> [Supplied entries]
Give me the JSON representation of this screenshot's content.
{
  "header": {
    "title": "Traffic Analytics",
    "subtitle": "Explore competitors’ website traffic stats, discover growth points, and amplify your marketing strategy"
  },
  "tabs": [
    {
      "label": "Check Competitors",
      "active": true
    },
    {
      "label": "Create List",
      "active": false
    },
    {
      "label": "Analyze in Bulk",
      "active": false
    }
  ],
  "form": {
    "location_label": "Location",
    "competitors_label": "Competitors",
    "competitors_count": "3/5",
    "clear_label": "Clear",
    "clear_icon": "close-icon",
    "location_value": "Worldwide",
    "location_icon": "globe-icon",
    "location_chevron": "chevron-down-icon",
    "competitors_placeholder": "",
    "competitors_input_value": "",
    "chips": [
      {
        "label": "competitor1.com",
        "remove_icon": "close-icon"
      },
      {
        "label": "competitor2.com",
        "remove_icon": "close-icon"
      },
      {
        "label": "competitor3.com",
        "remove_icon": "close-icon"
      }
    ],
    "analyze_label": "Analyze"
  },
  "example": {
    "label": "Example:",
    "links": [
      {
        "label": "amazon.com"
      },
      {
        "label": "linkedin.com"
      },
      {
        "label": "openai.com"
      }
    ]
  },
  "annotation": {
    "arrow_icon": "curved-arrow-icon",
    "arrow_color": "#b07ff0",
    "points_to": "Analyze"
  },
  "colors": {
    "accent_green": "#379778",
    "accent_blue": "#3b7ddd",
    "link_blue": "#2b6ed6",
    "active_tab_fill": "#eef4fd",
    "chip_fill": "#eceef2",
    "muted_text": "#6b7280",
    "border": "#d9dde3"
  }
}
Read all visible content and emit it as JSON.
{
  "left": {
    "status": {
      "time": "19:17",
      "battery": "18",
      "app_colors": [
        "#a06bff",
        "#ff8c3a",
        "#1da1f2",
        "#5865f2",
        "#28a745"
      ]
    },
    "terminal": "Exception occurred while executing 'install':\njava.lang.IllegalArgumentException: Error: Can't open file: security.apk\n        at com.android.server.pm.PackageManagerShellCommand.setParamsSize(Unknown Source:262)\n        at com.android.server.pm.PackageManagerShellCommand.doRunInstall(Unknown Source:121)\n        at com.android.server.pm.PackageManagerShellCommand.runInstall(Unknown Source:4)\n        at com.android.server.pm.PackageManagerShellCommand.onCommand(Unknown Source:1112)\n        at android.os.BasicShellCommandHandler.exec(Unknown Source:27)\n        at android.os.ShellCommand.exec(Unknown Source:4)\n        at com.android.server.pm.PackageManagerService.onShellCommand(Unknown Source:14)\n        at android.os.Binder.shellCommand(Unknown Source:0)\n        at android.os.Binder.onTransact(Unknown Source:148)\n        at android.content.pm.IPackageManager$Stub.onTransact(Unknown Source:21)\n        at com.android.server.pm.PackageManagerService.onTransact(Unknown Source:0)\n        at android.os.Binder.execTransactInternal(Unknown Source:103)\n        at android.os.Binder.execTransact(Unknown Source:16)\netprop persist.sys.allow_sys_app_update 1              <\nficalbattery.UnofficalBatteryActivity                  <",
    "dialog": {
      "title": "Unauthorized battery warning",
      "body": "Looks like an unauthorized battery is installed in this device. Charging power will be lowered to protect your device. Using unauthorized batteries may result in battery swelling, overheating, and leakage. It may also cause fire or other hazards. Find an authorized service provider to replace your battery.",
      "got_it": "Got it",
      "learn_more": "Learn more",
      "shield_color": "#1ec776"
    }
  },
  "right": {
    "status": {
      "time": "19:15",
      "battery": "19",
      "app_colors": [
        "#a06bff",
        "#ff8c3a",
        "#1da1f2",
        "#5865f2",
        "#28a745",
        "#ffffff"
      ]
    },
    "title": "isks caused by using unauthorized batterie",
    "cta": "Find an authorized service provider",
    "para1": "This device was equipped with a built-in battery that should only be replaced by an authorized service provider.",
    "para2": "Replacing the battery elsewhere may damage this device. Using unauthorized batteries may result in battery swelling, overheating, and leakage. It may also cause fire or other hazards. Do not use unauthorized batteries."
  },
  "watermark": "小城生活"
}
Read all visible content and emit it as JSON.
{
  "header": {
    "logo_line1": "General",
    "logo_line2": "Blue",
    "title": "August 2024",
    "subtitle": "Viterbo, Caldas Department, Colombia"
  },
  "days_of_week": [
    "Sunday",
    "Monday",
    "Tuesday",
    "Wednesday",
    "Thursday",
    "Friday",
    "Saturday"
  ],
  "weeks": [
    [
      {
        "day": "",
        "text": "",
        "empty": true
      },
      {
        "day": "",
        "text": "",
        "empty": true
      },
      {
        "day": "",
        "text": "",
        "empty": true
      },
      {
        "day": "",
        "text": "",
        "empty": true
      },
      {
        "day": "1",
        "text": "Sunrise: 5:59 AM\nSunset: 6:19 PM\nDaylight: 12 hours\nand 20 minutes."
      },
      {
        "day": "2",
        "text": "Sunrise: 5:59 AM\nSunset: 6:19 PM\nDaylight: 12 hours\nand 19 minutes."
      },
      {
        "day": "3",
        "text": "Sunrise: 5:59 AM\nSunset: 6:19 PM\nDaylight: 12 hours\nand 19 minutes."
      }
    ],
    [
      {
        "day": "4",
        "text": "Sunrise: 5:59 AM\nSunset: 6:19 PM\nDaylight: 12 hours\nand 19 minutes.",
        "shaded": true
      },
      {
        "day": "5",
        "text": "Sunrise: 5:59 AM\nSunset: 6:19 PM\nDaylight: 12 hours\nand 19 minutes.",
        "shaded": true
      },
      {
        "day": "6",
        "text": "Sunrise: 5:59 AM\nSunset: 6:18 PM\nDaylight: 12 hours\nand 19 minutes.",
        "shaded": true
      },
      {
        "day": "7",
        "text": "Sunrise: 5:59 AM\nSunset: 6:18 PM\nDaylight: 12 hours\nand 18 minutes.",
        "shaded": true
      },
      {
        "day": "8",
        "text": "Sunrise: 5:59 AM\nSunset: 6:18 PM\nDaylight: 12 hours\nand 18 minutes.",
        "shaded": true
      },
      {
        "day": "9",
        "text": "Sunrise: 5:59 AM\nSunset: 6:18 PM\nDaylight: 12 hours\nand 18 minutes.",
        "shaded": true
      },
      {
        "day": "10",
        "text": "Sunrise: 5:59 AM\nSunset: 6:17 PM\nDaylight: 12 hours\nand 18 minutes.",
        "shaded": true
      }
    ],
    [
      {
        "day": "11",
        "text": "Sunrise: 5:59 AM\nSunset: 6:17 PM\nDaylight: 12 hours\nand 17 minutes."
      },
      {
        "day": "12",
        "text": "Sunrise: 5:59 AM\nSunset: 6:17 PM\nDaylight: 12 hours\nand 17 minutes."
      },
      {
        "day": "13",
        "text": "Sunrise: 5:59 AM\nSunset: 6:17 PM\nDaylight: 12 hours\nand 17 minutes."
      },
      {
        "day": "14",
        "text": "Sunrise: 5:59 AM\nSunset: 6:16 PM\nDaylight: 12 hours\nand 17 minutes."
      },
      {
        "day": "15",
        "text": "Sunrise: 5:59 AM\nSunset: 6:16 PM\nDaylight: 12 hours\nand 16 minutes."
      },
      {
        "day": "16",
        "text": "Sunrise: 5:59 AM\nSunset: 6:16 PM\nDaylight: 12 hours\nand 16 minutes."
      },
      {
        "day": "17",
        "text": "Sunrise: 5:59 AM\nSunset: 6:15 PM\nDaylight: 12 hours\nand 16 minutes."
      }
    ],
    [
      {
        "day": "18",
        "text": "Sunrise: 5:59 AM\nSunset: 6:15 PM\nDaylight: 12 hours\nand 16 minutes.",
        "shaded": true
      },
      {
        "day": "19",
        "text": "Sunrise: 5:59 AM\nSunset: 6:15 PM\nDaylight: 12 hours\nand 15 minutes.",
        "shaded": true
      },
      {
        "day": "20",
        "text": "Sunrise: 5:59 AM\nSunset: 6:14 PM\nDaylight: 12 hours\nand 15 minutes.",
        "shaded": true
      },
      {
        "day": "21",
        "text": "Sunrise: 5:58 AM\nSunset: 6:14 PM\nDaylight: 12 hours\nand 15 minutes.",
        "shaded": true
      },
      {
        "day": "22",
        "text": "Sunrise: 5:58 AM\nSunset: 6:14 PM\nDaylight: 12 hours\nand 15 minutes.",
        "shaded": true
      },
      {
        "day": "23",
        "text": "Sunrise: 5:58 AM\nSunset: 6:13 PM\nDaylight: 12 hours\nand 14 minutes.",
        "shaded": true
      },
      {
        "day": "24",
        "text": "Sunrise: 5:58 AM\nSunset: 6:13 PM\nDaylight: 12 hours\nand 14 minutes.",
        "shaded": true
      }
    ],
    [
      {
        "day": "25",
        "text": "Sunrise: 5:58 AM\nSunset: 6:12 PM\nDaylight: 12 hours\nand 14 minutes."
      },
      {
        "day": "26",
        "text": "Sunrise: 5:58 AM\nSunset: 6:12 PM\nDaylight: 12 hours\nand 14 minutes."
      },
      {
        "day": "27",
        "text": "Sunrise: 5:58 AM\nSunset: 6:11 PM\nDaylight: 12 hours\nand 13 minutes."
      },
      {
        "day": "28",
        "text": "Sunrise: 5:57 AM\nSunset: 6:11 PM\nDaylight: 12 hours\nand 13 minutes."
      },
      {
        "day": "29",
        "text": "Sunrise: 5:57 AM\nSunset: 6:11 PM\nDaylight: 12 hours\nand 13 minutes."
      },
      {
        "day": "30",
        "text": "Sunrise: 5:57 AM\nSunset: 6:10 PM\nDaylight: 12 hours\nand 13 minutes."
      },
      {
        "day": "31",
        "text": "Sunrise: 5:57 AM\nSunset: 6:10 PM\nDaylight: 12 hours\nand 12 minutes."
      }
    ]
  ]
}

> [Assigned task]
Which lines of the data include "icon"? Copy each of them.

> [Result of this exercise]
    "clear_icon": "close-icon",
    "location_icon": "globe-icon",
    "location_chevron": "chevron-down-icon",
        "remove_icon": "close-icon"
        "remove_icon": "close-icon"
        "remove_icon": "close-icon"
    "arrow_icon": "curved-arrow-icon",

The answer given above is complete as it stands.